Dataset rows describing interfaces:
= Beginning of Section =
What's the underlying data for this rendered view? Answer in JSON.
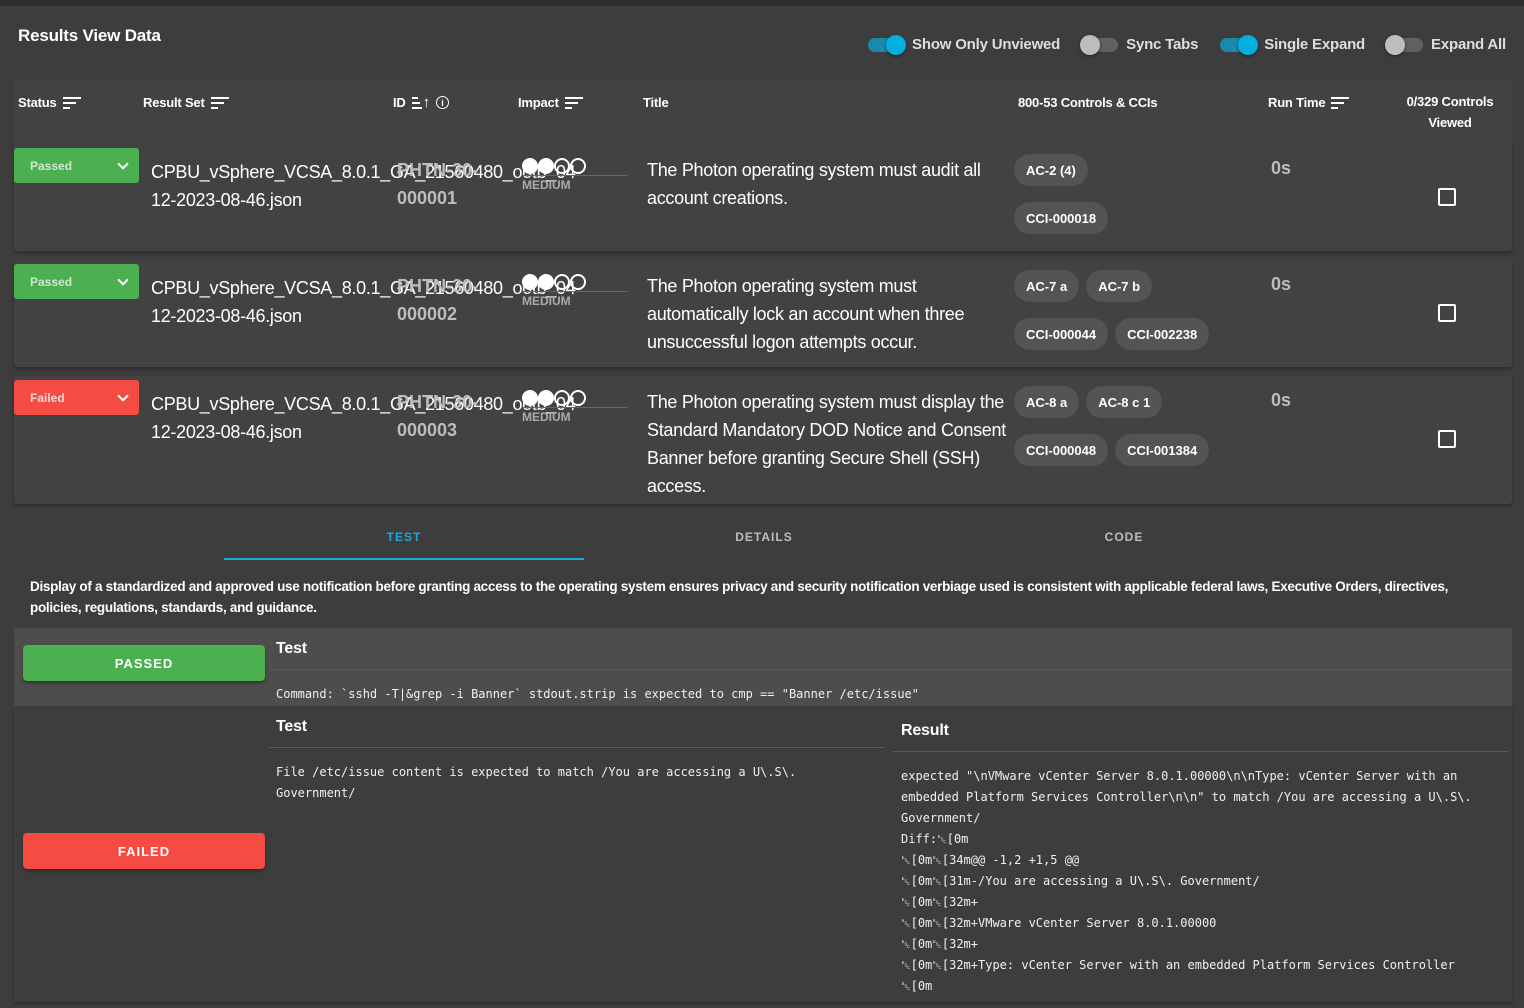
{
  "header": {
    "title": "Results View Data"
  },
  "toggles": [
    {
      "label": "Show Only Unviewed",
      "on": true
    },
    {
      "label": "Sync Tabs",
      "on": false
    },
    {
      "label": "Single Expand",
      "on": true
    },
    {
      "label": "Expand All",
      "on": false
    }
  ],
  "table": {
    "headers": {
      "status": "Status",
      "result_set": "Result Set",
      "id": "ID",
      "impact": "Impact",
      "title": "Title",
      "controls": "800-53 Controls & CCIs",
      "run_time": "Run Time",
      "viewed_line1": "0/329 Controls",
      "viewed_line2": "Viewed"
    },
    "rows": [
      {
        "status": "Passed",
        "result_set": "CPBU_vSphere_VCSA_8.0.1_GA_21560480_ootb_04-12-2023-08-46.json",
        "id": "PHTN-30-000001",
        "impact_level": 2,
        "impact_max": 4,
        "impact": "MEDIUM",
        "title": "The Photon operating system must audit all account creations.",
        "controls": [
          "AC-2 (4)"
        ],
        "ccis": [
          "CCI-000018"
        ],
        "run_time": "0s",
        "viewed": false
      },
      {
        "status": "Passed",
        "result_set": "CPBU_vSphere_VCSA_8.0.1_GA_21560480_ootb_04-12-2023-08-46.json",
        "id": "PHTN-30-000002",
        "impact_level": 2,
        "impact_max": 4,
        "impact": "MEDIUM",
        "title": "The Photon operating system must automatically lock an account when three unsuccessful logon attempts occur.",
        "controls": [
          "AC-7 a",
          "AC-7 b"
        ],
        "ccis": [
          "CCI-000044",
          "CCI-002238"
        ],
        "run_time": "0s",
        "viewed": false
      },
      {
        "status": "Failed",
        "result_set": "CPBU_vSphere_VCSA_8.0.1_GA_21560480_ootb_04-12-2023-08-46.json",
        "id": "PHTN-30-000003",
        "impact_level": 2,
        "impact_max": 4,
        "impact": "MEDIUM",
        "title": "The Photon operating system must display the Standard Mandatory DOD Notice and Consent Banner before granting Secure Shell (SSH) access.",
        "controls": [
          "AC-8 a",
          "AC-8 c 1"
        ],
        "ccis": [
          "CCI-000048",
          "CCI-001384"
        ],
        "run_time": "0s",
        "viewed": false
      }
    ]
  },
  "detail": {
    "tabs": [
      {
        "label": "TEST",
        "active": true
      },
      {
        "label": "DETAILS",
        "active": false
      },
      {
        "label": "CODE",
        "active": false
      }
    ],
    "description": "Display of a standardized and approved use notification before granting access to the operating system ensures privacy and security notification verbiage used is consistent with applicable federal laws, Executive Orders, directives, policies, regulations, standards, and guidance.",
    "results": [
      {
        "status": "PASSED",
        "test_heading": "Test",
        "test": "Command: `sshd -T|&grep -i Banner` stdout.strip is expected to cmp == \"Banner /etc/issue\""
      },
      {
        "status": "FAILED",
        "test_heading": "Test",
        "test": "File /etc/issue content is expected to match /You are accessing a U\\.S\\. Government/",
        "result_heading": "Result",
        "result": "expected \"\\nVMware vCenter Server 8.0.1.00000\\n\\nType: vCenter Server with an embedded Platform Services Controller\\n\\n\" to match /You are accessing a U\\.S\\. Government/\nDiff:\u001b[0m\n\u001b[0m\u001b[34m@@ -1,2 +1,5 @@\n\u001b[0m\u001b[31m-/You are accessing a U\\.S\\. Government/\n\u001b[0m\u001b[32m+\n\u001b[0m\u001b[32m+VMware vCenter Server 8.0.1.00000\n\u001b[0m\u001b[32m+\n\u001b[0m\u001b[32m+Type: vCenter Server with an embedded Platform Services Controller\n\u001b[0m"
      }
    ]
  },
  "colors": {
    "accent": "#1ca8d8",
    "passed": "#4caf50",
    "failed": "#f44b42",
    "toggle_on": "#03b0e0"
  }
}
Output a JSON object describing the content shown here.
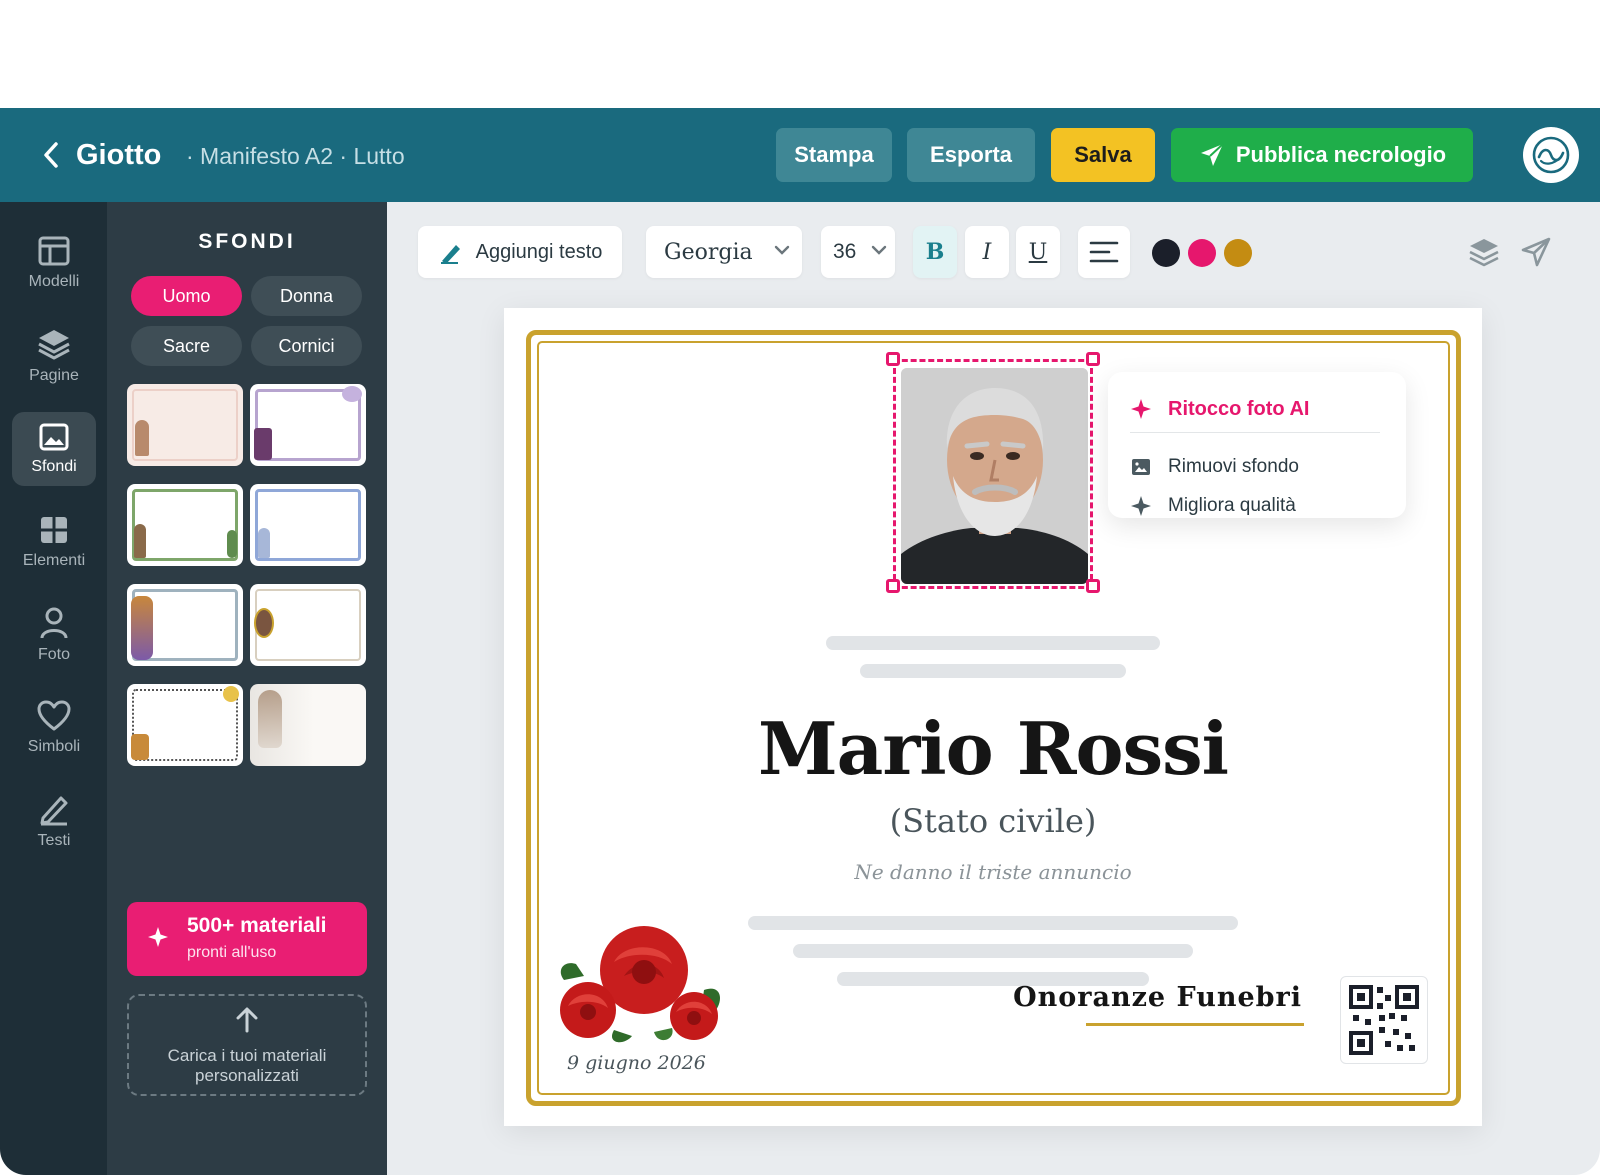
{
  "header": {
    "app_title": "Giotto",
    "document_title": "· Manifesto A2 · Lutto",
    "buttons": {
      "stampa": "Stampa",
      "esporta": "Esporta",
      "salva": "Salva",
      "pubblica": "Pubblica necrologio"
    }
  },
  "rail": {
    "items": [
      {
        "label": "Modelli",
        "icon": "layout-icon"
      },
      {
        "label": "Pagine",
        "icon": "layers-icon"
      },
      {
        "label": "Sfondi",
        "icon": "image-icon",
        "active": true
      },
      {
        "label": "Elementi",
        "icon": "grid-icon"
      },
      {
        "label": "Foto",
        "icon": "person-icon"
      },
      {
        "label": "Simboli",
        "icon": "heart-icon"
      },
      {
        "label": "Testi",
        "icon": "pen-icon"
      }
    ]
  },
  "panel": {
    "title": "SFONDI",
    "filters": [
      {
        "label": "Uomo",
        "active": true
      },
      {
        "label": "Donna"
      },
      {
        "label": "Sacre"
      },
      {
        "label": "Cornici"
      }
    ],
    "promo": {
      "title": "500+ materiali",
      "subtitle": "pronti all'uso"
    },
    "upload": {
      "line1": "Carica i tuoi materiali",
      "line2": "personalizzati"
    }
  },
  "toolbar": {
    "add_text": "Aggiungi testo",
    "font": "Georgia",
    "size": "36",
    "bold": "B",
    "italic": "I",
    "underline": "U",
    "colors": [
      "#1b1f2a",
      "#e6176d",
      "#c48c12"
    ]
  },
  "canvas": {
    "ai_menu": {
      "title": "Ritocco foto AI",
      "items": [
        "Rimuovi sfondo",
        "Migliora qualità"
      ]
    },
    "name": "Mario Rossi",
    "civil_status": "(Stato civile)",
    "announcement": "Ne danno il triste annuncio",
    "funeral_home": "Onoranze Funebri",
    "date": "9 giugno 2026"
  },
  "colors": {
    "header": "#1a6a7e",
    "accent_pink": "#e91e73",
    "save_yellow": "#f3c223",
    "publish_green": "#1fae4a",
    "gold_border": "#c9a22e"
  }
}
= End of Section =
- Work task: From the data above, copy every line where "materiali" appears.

- Solved exercise:
      "title": "500+ materiali",
      "line1": "Carica i tuoi materiali",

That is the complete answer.